We decided that this year we would use the big 6.5' feather tree that I made years ago in place of a live tree and put the $30.00 or more towards presents. For the very first time none of our kids will be here for Christmas but that is life and I am still going to decorate!

Click on the images to see the larger version. I suppose everyone knows that by now but I still feel like I should mention it.

I didn't want to use the decorations that we always use on the live tree so I pulled out my collection of noisemakers and party hats. I like a tree to reach to the ceiling and 6.5' is shy of touching it by 1.5'. The tree was plunked into a large white fiberglass urn from my display props and there we go almost 7.5' tall.

My large noisemakers and party hats are hung in front cascading to the floor. Alphonse, the snowman marotte that I made a few years ago, has a place of honour beside an extremely large party hat. All of my tissue paper and vegetal fibre leis drape from the top of the urn adding texture as well as disguising the blanket. 

Here is a close-up of Alphonse and some of the noisemakers.

I used some of the old tinsel roping on the tree to add sparkle.

The smaller of the party hats are on the tree.

I am rather fond of this cowboy party hat, it was a gift from a friend.

The red rope is 1940's cellophane garlanding. The rich deep red of the cellophane looks amazing against the green tree. Hanging on one of the branches you can see one of the many wooden ratchets that I own.

Anything can be used to decorate a tree. When tinsel and Christmas tree lights are added for some reason it looks like Christmas!

I have collected silver metal baskets from the 1960's and put all of the smaller items in them.

A look at the back of the tree and the disco balls that are hanging from the ceiling.

Last, but not least, is the tree topper. It definitely is not the star of Bethlehem! Those big nose eyeglasses are from the 1950's.

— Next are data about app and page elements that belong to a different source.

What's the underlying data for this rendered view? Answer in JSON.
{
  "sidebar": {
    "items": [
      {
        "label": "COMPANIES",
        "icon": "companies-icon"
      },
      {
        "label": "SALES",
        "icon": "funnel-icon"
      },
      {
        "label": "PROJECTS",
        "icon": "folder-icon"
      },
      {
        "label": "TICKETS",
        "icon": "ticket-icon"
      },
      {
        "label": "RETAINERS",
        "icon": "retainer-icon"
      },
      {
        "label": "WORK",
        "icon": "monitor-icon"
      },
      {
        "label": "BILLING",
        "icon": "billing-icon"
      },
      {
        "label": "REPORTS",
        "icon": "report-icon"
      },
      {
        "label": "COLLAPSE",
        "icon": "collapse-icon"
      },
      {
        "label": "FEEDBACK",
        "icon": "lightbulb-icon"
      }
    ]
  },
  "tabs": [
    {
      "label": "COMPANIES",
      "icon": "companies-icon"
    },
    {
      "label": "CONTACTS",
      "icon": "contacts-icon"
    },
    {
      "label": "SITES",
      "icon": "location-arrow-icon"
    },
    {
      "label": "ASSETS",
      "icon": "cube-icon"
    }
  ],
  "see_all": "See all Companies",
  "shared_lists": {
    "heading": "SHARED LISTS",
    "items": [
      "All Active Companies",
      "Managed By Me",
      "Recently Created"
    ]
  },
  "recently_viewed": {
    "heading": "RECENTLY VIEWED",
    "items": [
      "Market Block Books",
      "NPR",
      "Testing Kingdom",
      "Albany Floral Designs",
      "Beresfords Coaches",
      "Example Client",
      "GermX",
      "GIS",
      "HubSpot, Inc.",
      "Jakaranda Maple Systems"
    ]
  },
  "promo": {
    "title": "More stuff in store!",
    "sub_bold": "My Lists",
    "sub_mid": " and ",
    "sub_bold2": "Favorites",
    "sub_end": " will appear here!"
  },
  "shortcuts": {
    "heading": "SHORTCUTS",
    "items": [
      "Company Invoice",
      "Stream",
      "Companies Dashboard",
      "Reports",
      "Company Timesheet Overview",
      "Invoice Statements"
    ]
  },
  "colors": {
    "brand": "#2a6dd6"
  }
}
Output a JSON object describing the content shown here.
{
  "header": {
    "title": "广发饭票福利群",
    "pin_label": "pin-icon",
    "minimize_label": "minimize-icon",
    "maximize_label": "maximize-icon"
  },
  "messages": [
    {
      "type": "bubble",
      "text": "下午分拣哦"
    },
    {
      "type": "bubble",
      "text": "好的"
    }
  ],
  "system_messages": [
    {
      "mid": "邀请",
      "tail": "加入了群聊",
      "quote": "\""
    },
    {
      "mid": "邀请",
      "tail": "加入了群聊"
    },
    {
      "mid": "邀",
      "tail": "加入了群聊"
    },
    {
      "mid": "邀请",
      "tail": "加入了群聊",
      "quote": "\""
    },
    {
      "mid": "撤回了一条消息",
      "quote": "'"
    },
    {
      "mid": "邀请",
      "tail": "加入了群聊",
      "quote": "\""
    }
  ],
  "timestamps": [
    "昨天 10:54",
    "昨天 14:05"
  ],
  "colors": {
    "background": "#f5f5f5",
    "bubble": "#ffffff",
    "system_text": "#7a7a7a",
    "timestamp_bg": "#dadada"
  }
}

The Japanese paper Santa lantern I bought in China town about 15 years ago for $3.00.  The store called "The Orient", a Victoria landmark, was going out of business and all of the old stock was for sale. I wish that I had bought the lot. Last year I saw a smaller version of this lantern for sale for $60.00!

I'll show you the mantle next post, more party hats and noisemakers.

Monday, December 17, 2012

2012 Christmas Topiary Tree

Last Thursday night the church that we go to had a get together for the adults at a coffee shop in town. Nicole our daughter-in-law did the food, it was amazing. She asked me if I could decorate for the evening. There wasn't a lot of room so I came up with this topiary Christmas tree.

The heavy green ceramic vase  has a narrow base of just under 4", in order to weight the base and stabilize this top heavy tree I filled the vase with marble sand. The marble sand also holds the boxwood topiary in place.

The tree is made from bits and pieces from dismantled window displays. The bows and the cake are from last years Christmas window at Hillside Shopping Centre. The topiary was used in a summer window.  All of the faux crystallized fruit I found at Salvation Army.

This little piece of silliness stands about 5' tall and is now on my computer desk for the rest of the holiday season.